If you’re keen on owning your solar system and lack the immediate funds for an upfront payment, a solar loan’s advantages are likely to surpass its drawbacks.
Opting for a solar loan can provide you with stable, predictable electricity costs for the coming years.
Additionally, the potential to pay off the loan ahead of schedule could result in further financial savings.
Cons of Solar Loan
If your goal is to recoup your solar investment quickly, the drawbacks of a solar loan could outweigh the benefits for you.
In such a scenario, buying the system outright may be a better choice than opting for a solar lease or PPA.
Also, be aware that certain solar loans may not support the inclusion of a storage system.
3 Things You Need to Know About Solar Loans
- The solar loan amount will contribute to your total debt, potentially affecting your debt-to-income ratio, which can in turn affect your credit score.
- Solar loan for businesses (solar farm) and individuals is not the same. Businesses might qualify for larger loan amounts due to the scale of commercial solar projects compared to residential ones.
- Transferring a solar loan can be a complex process and whether it’s feasible largely depends on the terms of the loan and the policies of the lending institution.
How Long Does Solar Loan Last?
Solar loans typically have terms that last between 15 and 20 years, although 25-year loans are increasingly becoming available.
Generally speaking, it can be advantageous to spread out your payments over a period that allows your monthly loan installment to align closely with the monthly energy cost savings from your solar installation.
This approach enables you to essentially “break-even” during the early years of the loan, with the prospect of saving more as electricity rates rise.
Major solar providers such as Sunrun, SunPower, and Sunnova now offer 25-year loans that include 25-year labor and workmanship warranties.
These essentially act as long-term service agreements, with the benefit of you owning the solar panels when the term ends.
For some, these extended loan terms are a suitable option, offering the advantage of a long-term relationship with a stable company designed to last for a quarter of a century.

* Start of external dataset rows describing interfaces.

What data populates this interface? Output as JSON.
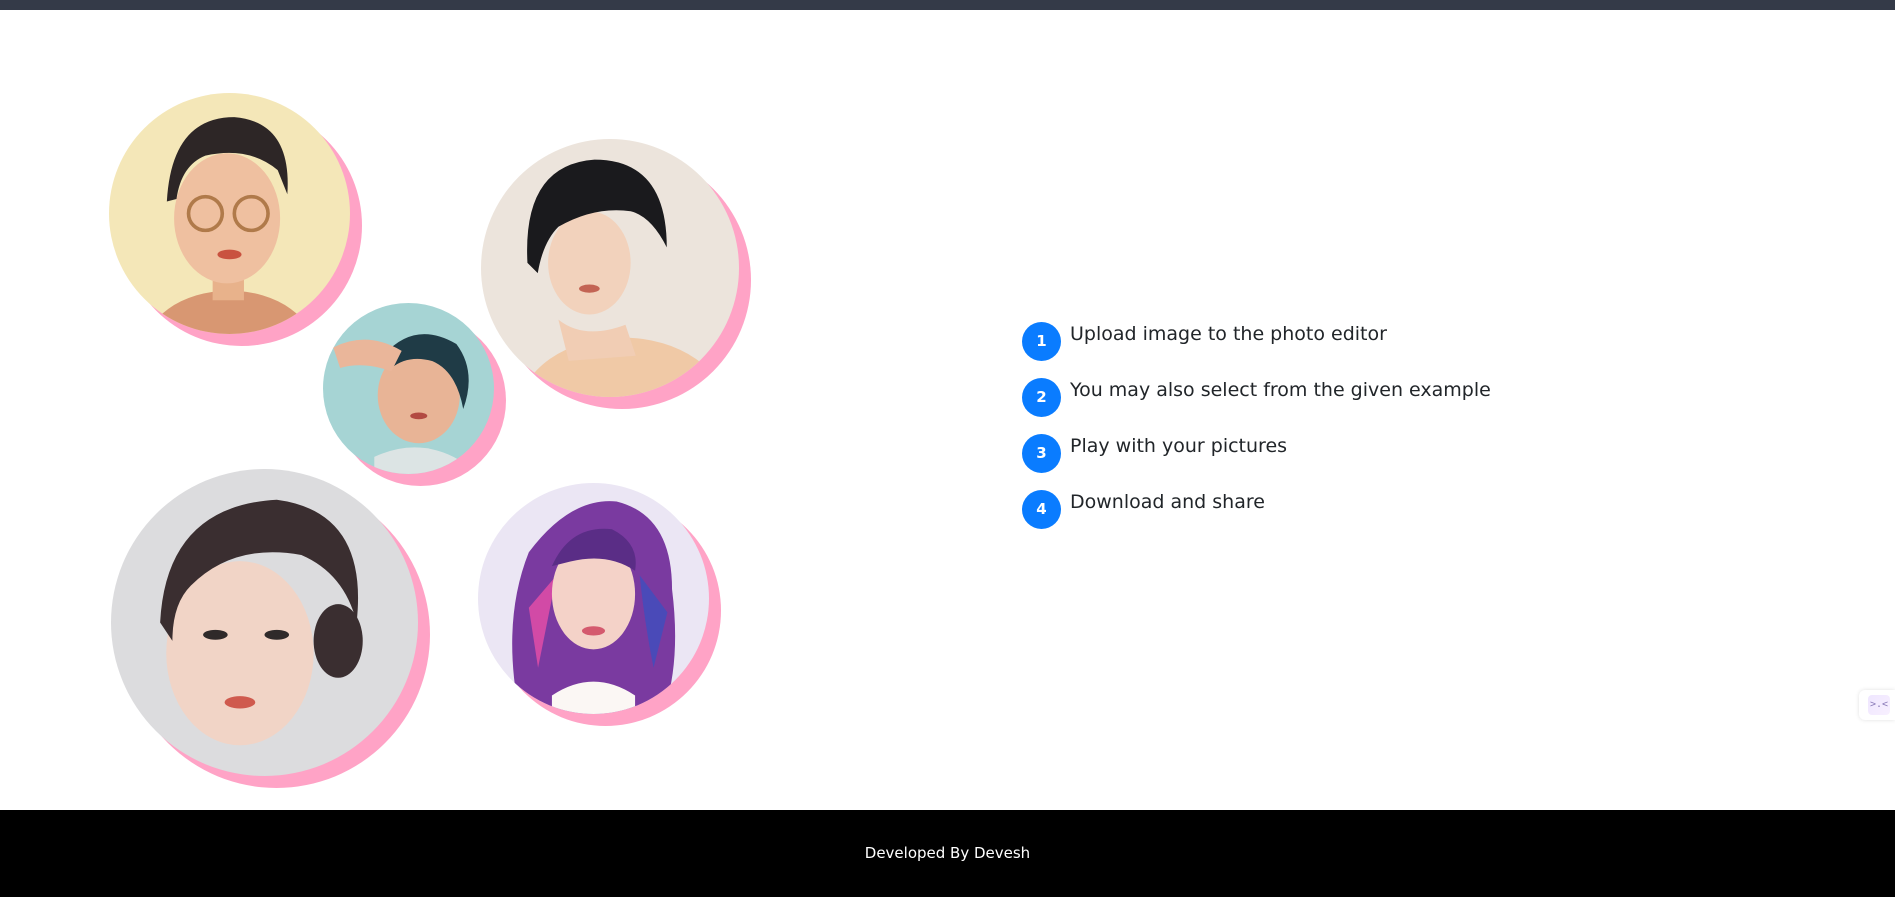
{
  "gallery": {
    "portraits": [
      {
        "name": "portrait-glasses-short-hair"
      },
      {
        "name": "portrait-black-bob"
      },
      {
        "name": "portrait-teal-background"
      },
      {
        "name": "portrait-updo-hair"
      },
      {
        "name": "portrait-purple-hair"
      }
    ]
  },
  "steps": [
    {
      "number": "1",
      "text": "Upload image to the photo editor"
    },
    {
      "number": "2",
      "text": "You may also select from the given example"
    },
    {
      "number": "3",
      "text": "Play with your pictures"
    },
    {
      "number": "4",
      "text": "Download and share"
    }
  ],
  "widget": {
    "icon": "chat-widget-icon",
    "glyph": ">.<"
  },
  "footer": {
    "credit": "Developed By Devesh"
  },
  "colors": {
    "topbar": "#343a48",
    "accent": "#0a7cff",
    "shadow_pink": "#ffa3c6",
    "footer_bg": "#000000",
    "text": "#212529"
  }
}
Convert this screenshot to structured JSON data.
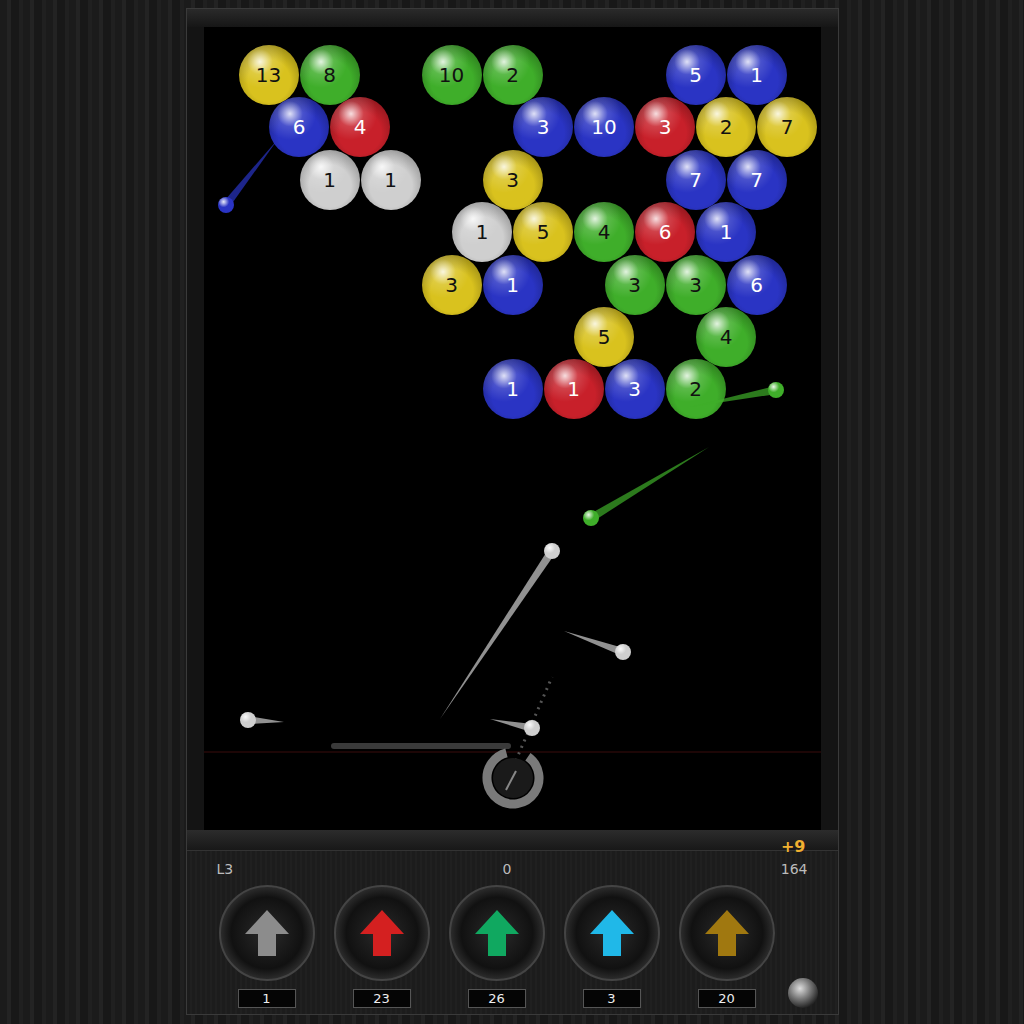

Others may opt for shorter loan terms to gain ownership of their solar panels more quickly. And the best choice depends on your own financial situation and priorities.
Solar Loan Alternatives
A HELOC (Home Equity Line of Credit) offers homeowners a way to finance solar panels and other expenses.
Advantages include no dealer fees, flexibility in how the funds are used, and low interest rates comparable to current mortgage rates.
However, they can be harder to secure due to stringent credit score and home equity requirements, and may also involve more paperwork, closing costs, and additional fees.
PACE loans offer a flexible financing option for clean energy projects, requiring no minimum credit score and allowing repayment through property tax bills.
However, they have been controversial due to cases of unmanageable property tax increases.
These loans are available in a few states, such as Florida, California, and Missouri.
Solar leases and power purchase agreements (PPAs) are third-party-owned systems where the installer owns the solar panels on your roof.
You pay a monthly fee to use the panels for a fixed period, essentially replacing your utility bill with a lower lease payment.
The key difference is that lease payments are fixed, while PPA payments can vary based on solar panel output.
Conclusion: Is Solar Loan Worth It?
Paying for solar panels in cash will yield the highest long-term returns, though we recognize this isn’t a viable option for most individuals.
That said, financing solar panels can still be a worthwhile investment for many homeowners.
With a solar loan, you can enjoy the benefits of owning the system—much like you would if you paid in full—but with little to no initial outlay. It’s essentially a rent-to-own arrangement.
Key advantages of financing a solar system include:
- Little to no upfront cost
- Eligibility for federal tax credits and local incentives remains intact
- Increase in property value
While financing will mean you’ll end up paying more over time—since you’ll be covering both the cost of the system and the loan’s interest—many homeowners find that the energy savings generated by their solar panels allow them to pay off the loan in five to ten years.